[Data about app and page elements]
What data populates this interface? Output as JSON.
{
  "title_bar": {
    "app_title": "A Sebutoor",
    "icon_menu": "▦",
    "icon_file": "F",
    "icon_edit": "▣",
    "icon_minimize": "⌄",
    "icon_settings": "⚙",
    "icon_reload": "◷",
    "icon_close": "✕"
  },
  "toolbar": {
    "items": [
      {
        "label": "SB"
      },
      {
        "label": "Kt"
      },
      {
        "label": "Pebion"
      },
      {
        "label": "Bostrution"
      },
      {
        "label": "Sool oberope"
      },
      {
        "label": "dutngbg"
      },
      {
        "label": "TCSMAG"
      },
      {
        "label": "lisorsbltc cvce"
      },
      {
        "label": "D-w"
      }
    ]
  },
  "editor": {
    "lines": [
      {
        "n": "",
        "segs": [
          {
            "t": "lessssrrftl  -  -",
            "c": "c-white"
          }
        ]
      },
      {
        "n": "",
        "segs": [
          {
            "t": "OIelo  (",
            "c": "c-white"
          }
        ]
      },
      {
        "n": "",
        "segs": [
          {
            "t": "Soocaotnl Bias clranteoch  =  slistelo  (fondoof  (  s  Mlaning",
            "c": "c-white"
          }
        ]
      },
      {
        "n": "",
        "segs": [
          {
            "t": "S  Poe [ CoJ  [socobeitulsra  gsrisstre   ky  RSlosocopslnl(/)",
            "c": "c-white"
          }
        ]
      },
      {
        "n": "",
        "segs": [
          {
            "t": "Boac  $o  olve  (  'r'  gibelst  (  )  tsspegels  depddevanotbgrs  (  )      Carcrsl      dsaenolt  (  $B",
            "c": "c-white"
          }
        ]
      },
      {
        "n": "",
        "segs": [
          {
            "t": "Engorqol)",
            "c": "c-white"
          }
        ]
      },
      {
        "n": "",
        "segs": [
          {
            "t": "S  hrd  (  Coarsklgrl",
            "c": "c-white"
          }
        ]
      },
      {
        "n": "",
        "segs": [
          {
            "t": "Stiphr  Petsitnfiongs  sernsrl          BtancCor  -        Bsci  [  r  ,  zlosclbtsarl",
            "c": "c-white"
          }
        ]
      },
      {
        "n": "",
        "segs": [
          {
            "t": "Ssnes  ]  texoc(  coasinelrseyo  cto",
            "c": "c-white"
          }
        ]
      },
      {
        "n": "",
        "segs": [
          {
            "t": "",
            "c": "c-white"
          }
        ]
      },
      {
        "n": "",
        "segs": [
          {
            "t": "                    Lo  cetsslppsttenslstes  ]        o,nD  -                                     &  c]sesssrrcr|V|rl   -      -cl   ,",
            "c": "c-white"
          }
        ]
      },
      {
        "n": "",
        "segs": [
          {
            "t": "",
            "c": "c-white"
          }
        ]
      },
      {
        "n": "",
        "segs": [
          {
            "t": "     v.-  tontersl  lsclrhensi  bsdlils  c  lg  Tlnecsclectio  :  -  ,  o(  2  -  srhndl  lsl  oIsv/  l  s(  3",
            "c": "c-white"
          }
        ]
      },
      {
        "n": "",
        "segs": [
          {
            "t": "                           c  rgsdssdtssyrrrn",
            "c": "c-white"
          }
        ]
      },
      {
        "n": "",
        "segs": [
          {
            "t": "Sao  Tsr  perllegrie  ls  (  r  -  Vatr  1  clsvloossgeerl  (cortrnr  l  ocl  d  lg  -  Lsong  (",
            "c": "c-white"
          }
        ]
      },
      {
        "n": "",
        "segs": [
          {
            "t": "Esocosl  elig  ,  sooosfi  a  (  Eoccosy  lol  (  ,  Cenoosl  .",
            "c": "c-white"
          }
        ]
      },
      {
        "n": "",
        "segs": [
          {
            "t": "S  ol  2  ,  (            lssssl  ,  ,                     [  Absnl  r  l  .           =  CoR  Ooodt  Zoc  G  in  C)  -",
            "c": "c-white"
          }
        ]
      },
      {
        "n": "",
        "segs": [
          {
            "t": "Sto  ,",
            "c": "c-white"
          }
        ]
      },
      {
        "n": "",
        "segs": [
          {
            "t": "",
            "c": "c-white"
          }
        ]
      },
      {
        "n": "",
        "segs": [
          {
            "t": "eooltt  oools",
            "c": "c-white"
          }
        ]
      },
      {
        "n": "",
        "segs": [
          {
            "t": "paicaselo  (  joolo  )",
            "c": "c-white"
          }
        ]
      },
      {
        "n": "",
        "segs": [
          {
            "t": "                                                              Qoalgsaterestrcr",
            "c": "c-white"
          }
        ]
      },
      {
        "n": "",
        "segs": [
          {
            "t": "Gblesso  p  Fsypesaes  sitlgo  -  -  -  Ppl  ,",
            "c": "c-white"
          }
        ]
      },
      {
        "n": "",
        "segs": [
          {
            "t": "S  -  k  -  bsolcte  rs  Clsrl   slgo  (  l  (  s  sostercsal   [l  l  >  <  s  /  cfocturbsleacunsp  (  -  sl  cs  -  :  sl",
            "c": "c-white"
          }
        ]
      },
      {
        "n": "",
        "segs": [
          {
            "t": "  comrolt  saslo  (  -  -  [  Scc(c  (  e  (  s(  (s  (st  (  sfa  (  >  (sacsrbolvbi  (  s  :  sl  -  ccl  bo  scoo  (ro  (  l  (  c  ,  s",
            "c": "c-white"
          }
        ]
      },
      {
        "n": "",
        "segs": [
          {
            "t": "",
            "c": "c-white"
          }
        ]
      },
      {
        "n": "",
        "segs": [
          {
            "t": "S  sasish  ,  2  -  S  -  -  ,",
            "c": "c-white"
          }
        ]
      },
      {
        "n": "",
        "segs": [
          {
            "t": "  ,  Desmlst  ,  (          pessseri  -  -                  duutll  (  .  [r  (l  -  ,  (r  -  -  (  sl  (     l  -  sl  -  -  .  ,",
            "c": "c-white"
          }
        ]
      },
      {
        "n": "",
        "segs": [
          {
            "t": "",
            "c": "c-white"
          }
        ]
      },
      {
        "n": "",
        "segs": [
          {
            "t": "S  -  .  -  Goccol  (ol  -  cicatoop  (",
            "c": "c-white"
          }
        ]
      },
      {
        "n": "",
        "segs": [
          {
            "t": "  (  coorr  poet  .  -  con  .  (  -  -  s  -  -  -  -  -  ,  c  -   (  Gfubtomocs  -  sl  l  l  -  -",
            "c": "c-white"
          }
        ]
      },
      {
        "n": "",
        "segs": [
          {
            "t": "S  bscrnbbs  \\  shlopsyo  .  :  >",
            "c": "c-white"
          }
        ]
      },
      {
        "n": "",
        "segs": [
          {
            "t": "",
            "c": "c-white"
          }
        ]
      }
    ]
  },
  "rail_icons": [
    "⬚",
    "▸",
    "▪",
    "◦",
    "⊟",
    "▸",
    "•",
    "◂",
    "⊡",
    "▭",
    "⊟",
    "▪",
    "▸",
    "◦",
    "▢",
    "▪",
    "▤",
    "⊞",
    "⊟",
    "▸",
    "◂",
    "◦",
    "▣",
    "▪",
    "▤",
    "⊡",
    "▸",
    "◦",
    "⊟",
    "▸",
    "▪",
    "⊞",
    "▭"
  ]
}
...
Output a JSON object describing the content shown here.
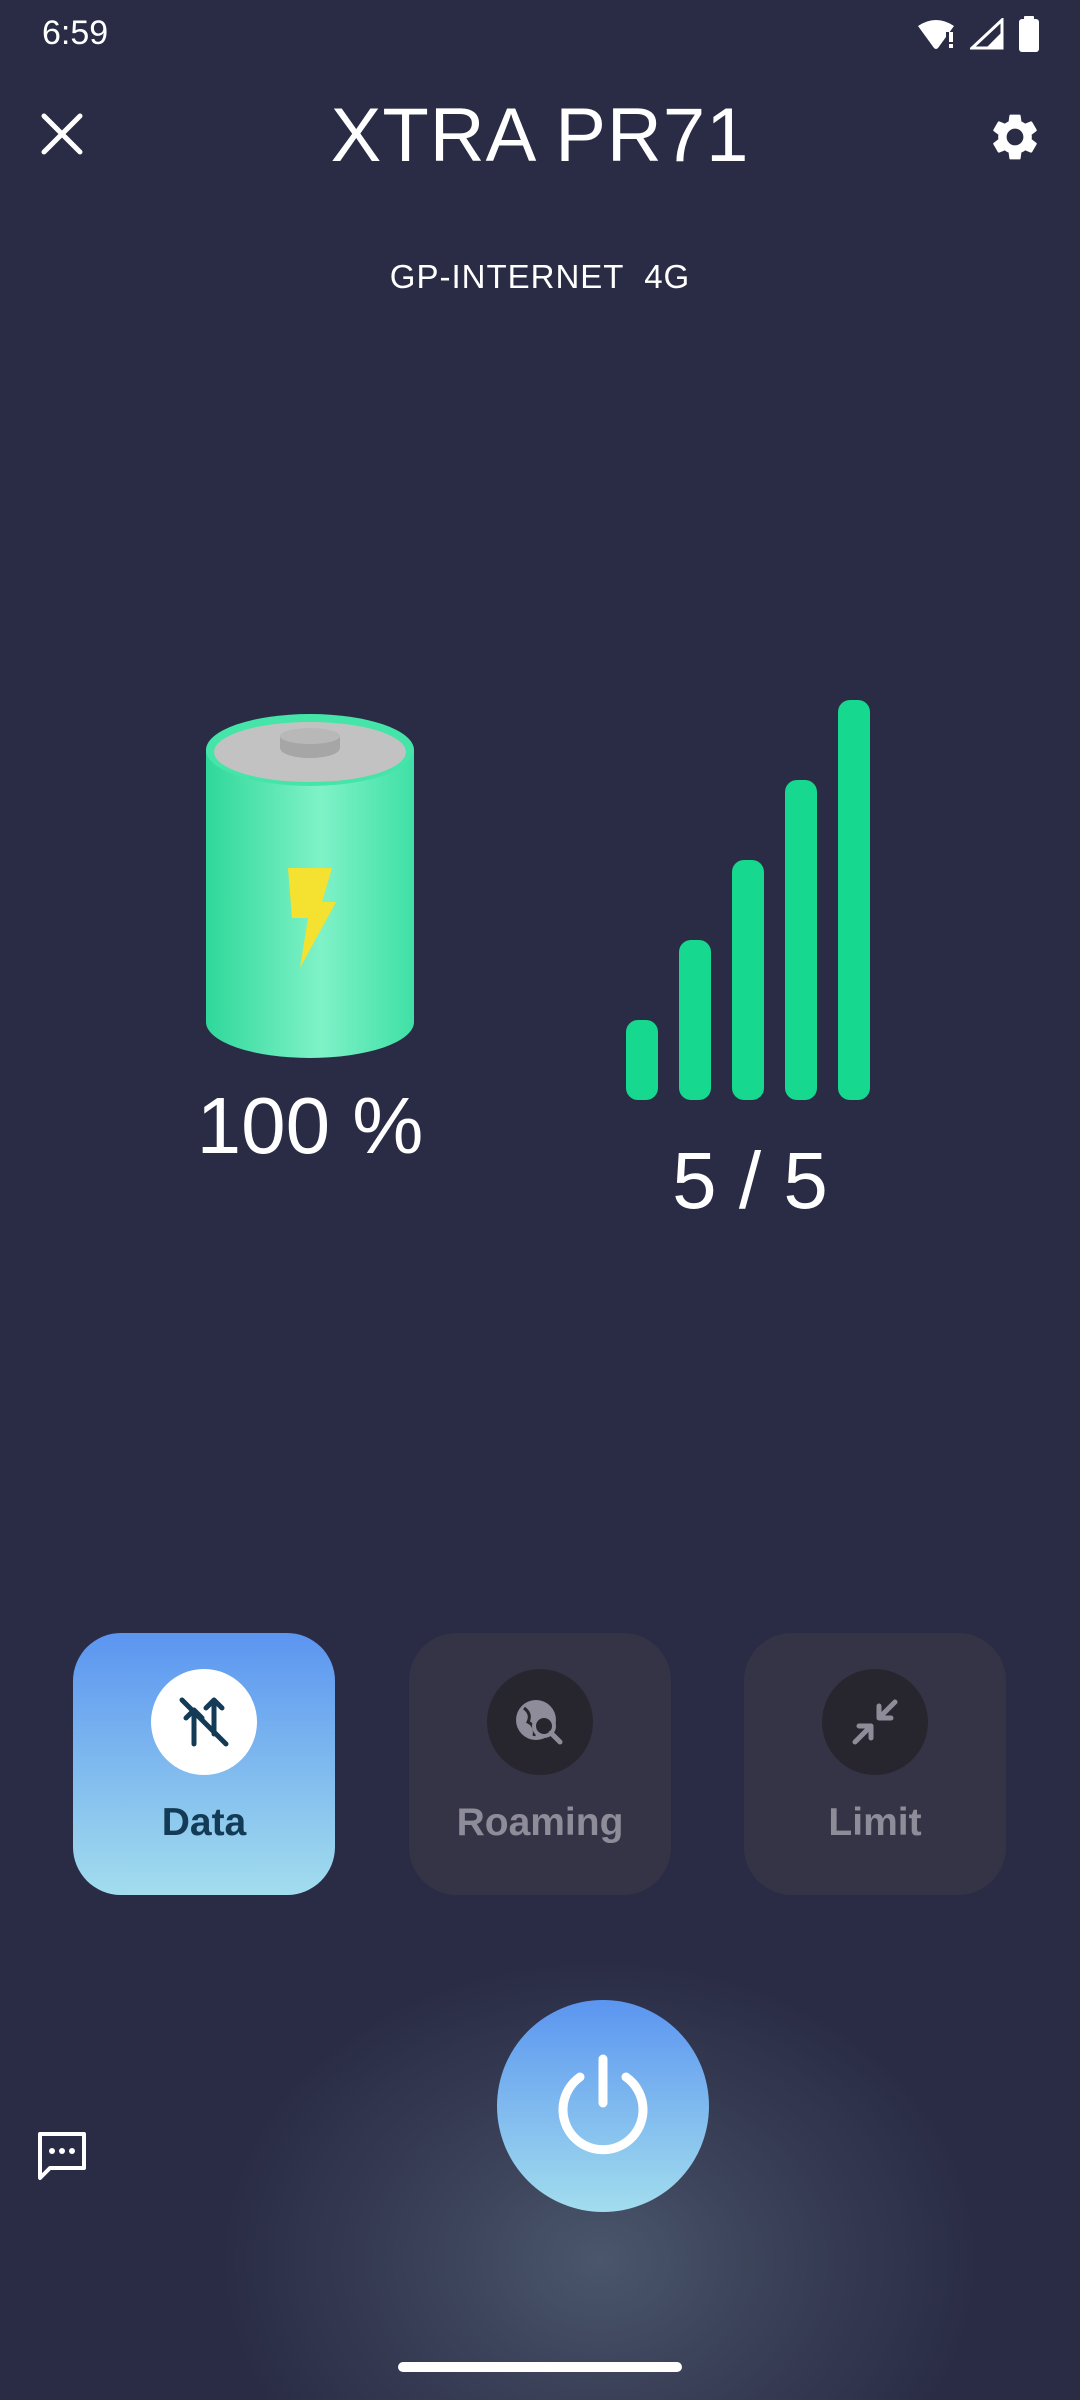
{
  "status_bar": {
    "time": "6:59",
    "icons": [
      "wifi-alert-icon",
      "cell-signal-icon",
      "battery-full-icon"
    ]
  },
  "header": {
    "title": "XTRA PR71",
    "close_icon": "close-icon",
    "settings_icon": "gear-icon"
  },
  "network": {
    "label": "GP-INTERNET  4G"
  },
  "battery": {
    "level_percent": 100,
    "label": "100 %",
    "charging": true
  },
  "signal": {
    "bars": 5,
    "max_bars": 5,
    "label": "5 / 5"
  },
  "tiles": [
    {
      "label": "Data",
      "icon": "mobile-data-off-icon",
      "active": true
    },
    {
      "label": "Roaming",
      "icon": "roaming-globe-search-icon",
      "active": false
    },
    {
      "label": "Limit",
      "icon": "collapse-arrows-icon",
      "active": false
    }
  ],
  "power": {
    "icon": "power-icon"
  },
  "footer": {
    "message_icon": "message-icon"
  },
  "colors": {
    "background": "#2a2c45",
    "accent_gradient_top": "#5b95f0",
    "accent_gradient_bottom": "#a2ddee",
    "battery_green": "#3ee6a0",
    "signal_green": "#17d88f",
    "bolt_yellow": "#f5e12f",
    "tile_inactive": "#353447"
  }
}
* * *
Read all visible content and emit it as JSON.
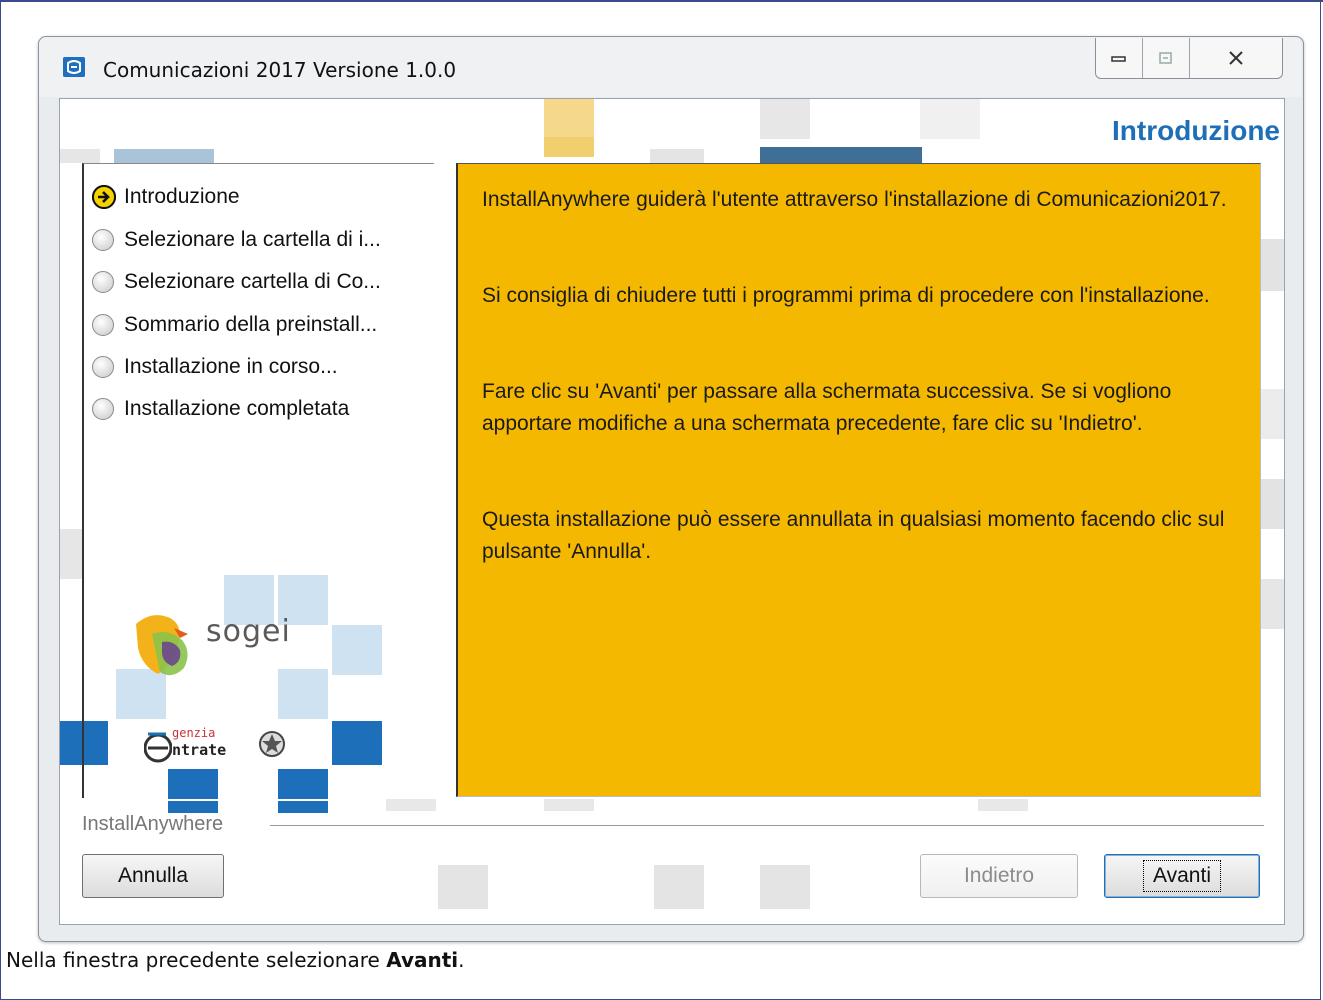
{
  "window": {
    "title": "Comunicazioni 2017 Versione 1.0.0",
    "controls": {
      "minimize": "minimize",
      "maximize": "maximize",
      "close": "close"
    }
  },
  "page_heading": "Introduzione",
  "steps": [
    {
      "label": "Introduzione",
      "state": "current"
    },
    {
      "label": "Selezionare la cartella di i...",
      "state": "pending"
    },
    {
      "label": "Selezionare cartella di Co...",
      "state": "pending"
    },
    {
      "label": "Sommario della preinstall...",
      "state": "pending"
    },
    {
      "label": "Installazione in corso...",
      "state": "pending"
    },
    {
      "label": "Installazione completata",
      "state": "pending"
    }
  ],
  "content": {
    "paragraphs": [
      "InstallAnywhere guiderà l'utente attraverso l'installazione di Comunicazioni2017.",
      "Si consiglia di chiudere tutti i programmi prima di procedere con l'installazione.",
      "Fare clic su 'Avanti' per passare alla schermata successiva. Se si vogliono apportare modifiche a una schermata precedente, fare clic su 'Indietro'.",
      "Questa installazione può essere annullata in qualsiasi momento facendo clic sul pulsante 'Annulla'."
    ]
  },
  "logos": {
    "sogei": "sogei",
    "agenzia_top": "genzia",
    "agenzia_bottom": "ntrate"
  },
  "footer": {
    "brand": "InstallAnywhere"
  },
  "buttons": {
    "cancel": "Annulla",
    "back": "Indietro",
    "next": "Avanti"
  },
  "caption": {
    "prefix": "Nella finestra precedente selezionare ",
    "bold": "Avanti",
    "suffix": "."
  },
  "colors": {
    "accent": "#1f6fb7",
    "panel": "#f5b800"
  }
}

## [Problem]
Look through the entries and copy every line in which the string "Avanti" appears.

## [Answer to this problem]
      "Fare clic su 'Avanti' per passare alla schermata successiva. Se si vogliono apportare modifiche a una schermata precedente, fare clic su 'Indietro'.",
    "next": "Avanti"
    "bold": "Avanti",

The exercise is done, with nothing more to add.